• WHAT YOU ARE ASKED TO DO
What follows is a listing; restate every line of it word for word.

• STORED DATA
[Start of Attachment]

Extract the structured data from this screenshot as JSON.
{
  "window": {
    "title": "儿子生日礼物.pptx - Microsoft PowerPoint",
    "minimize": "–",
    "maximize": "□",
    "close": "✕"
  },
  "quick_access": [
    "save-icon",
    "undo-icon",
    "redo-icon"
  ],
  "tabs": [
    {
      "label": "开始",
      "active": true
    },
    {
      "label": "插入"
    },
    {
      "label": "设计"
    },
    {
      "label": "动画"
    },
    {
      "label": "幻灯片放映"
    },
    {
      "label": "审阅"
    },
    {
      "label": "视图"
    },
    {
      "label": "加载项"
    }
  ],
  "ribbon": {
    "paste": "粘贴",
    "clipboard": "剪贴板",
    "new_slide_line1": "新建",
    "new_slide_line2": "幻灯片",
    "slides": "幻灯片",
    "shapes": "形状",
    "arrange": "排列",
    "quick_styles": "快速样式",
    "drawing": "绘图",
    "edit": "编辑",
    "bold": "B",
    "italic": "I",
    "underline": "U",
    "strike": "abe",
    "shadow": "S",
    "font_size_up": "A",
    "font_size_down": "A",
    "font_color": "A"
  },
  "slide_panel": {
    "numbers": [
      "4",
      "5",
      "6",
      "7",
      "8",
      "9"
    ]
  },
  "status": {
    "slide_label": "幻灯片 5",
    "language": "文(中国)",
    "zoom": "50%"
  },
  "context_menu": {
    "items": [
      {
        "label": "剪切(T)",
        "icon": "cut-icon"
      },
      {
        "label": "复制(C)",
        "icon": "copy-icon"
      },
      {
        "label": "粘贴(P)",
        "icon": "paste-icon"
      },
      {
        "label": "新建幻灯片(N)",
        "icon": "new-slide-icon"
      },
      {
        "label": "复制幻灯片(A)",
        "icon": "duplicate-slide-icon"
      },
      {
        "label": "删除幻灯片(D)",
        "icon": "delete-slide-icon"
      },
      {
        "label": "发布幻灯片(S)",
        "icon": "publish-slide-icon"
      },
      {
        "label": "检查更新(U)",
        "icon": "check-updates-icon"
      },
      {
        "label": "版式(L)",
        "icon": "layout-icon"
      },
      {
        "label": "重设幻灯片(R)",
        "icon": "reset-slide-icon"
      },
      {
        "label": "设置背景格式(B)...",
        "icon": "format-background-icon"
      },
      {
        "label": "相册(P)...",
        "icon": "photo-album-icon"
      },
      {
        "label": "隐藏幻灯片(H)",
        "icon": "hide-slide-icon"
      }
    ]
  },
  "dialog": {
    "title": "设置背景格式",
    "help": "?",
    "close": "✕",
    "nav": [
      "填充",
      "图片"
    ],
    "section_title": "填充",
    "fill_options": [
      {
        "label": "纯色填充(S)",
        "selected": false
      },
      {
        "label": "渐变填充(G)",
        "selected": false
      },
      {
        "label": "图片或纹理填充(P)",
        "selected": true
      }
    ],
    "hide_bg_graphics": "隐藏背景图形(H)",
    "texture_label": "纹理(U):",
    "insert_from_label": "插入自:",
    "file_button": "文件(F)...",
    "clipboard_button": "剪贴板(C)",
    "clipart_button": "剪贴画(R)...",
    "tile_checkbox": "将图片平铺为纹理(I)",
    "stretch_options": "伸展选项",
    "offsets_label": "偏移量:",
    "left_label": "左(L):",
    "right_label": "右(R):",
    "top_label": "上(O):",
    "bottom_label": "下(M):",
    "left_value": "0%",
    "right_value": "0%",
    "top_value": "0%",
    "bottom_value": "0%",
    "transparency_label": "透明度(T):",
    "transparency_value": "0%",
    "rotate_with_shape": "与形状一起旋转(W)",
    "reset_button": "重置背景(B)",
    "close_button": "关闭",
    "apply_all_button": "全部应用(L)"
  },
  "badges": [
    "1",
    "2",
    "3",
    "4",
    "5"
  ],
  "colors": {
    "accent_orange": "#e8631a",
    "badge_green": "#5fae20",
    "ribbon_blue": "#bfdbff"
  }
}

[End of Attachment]

• SOLUTION TO THIS EXERCISE
Extract the structured data from this screenshot as JSON.
{
  "window": {
    "title": "儿子生日礼物.pptx - Microsoft PowerPoint",
    "minimize": "–",
    "maximize": "□",
    "close": "✕"
  },
  "quick_access": [
    "save-icon",
    "undo-icon",
    "redo-icon"
  ],
  "tabs": [
    {
      "label": "开始",
      "active": true
    },
    {
      "label": "插入"
    },
    {
      "label": "设计"
    },
    {
      "label": "动画"
    },
    {
      "label": "幻灯片放映"
    },
    {
      "label": "审阅"
    },
    {
      "label": "视图"
    },
    {
      "label": "加载项"
    }
  ],
  "ribbon": {
    "paste": "粘贴",
    "clipboard": "剪贴板",
    "new_slide_line1": "新建",
    "new_slide_line2": "幻灯片",
    "slides": "幻灯片",
    "shapes": "形状",
    "arrange": "排列",
    "quick_styles": "快速样式",
    "drawing": "绘图",
    "edit": "编辑",
    "bold": "B",
    "italic": "I",
    "underline": "U",
    "strike": "abe",
    "shadow": "S",
    "font_size_up": "A",
    "font_size_down": "A",
    "font_color": "A"
  },
  "slide_panel": {
    "numbers": [
      "4",
      "5",
      "6",
      "7",
      "8",
      "9"
    ]
  },
  "status": {
    "slide_label": "幻灯片 5",
    "language": "文(中国)",
    "zoom": "50%"
  },
  "context_menu": {
    "items": [
      {
        "label": "剪切(T)",
        "icon": "cut-icon"
      },
      {
        "label": "复制(C)",
        "icon": "copy-icon"
      },
      {
        "label": "粘贴(P)",
        "icon": "paste-icon"
      },
      {
        "label": "新建幻灯片(N)",
        "icon": "new-slide-icon"
      },
      {
        "label": "复制幻灯片(A)",
        "icon": "duplicate-slide-icon"
      },
      {
        "label": "删除幻灯片(D)",
        "icon": "delete-slide-icon"
      },
      {
        "label": "发布幻灯片(S)",
        "icon": "publish-slide-icon"
      },
      {
        "label": "检查更新(U)",
        "icon": "check-updates-icon"
      },
      {
        "label": "版式(L)",
        "icon": "layout-icon"
      },
      {
        "label": "重设幻灯片(R)",
        "icon": "reset-slide-icon"
      },
      {
        "label": "设置背景格式(B)...",
        "icon": "format-background-icon"
      },
      {
        "label": "相册(P)...",
        "icon": "photo-album-icon"
      },
      {
        "label": "隐藏幻灯片(H)",
        "icon": "hide-slide-icon"
      }
    ]
  },
  "dialog": {
    "title": "设置背景格式",
    "help": "?",
    "close": "✕",
    "nav": [
      "填充",
      "图片"
    ],
    "section_title": "填充",
    "fill_options": [
      {
        "label": "纯色填充(S)",
        "selected": false
      },
      {
        "label": "渐变填充(G)",
        "selected": false
      },
      {
        "label": "图片或纹理填充(P)",
        "selected": true
      }
    ],
    "hide_bg_graphics": "隐藏背景图形(H)",
    "texture_label": "纹理(U):",
    "insert_from_label": "插入自:",
    "file_button": "文件(F)...",
    "clipboard_button": "剪贴板(C)",
    "clipart_button": "剪贴画(R)...",
    "tile_checkbox": "将图片平铺为纹理(I)",
    "stretch_options": "伸展选项",
    "offsets_label": "偏移量:",
    "left_label": "左(L):",
    "right_label": "右(R):",
    "top_label": "上(O):",
    "bottom_label": "下(M):",
    "left_value": "0%",
    "right_value": "0%",
    "top_value": "0%",
    "bottom_value": "0%",
    "transparency_label": "透明度(T):",
    "transparency_value": "0%",
    "rotate_with_shape": "与形状一起旋转(W)",
    "reset_button": "重置背景(B)",
    "close_button": "关闭",
    "apply_all_button": "全部应用(L)"
  },
  "badges": [
    "1",
    "2",
    "3",
    "4",
    "5"
  ],
  "colors": {
    "accent_orange": "#e8631a",
    "badge_green": "#5fae20",
    "ribbon_blue": "#bfdbff"
  }
}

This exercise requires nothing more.